The United States Thursday offered a reward of up to $5 million for information leading to the capture of a reputed Mexican drug cartel chieftain, whose group allegedly smuggles tons of cocaine and marijuana north each year.

Jorge Eduardo Costilla Sanchez has been charged in the U.S. with 12 counts of drug trafficking and money laundering and is also wanted for assaulting a federal law enforcement officer, U.S. Ambassador Tony Garza said in a U.S. Embassy statement.

"In addition to being an extremely dangerous criminal, Jorge Eduardo Costilla Sanchez is the linchpin of a network of drug dealers and murderers," he said.

He said Costilla Sanchez is believed to be the leader of the Gulf Cartel, an organization responsible for the distribution of thousands of pounds of cocaine and marijuana into Mexico and the United States yearly.

"Residents of our border communities will be significantly safer if he is apprehended and bought to justice," Garza said.

Costilla Sanchez has been linked to the brutal killing of newspaper columnist Francisco Arratia Saldierna, who was beaten to death in Matamoros in August 2004. Arratia Saldierna's reports on drug trafficking and organized crime might have prompted the attack.

The Gulf Cartel was thought to be headed by Osiel Cardenas until his 2003 capture following a shootout with police in Matamoros.

Mexican authorities believe Cardenas has continued to run much of his drug gang's operations from prison and may have formed an alliance with another jailed kingpin, Benjamin Arellano Felix, who is accused of heading the Tijuana-based smuggling syndicate that bears his family's name.

Both men are being held in the top-security La Palma prison west of Mexico City.

But Thursday's announcement emphasized Costilla Sanchez's role as chief of the cartel.

"We offer a reward of up to $5 million for information leading to his arrest," Garza said.

U.S. officials say that while Colombia remains the world's biggest producer of cocaine, more than 90 percent of it enters the United States through Mexico, and cartels based in this country are now the most powerful in the world.

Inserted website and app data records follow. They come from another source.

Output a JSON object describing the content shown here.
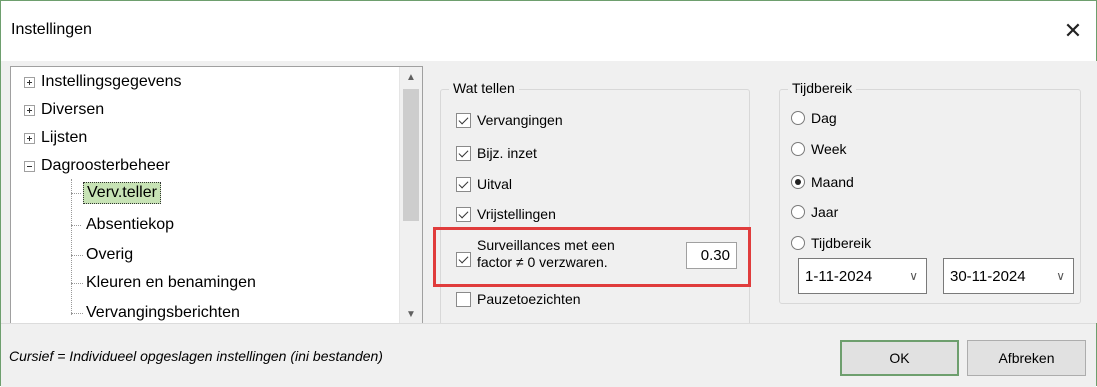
{
  "window": {
    "title": "Instellingen",
    "close_symbol": "✕"
  },
  "tree": {
    "items": [
      {
        "label": "Instellingsgegevens",
        "level": 0,
        "expander": "plus"
      },
      {
        "label": "Diversen",
        "level": 0,
        "expander": "plus"
      },
      {
        "label": "Lijsten",
        "level": 0,
        "expander": "plus"
      },
      {
        "label": "Dagroosterbeheer",
        "level": 0,
        "expander": "minus"
      },
      {
        "label": "Verv.teller",
        "level": 1,
        "selected": true
      },
      {
        "label": "Absentiekop",
        "level": 1
      },
      {
        "label": "Overig",
        "level": 1
      },
      {
        "label": "Kleuren en benamingen",
        "level": 1
      },
      {
        "label": "Vervangingsberichten",
        "level": 1
      }
    ],
    "scroll_up": "▲",
    "scroll_down": "▼"
  },
  "wat_tellen": {
    "legend": "Wat tellen",
    "vervangingen": "Vervangingen",
    "bijz_inzet": "Bijz. inzet",
    "uitval": "Uitval",
    "vrijstellingen": "Vrijstellingen",
    "surveillances_line1": "Surveillances met een",
    "surveillances_line2": "factor ≠ 0 verzwaren.",
    "factor_value": "0.30",
    "pauzetoezichten": "Pauzetoezichten"
  },
  "tijdbereik": {
    "legend": "Tijdbereik",
    "options": [
      "Dag",
      "Week",
      "Maand",
      "Jaar",
      "Tijdbereik"
    ],
    "selected": "Maand",
    "from_date": "1-11-2024",
    "to_date": "30-11-2024",
    "chevron": "∨"
  },
  "footer": {
    "note": "Cursief = Individueel opgeslagen instellingen (ini bestanden)",
    "ok_label": "OK",
    "cancel_label": "Afbreken"
  },
  "colors": {
    "selection_bg": "#c7e3b5",
    "highlight_border": "#e03c3c",
    "frame_border": "#6e9f6e"
  }
}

Investigators have blamed mounting violence along the U.S.-Mexico border on a turf war between rival cartels over billion-dollar smuggling routes into the United States.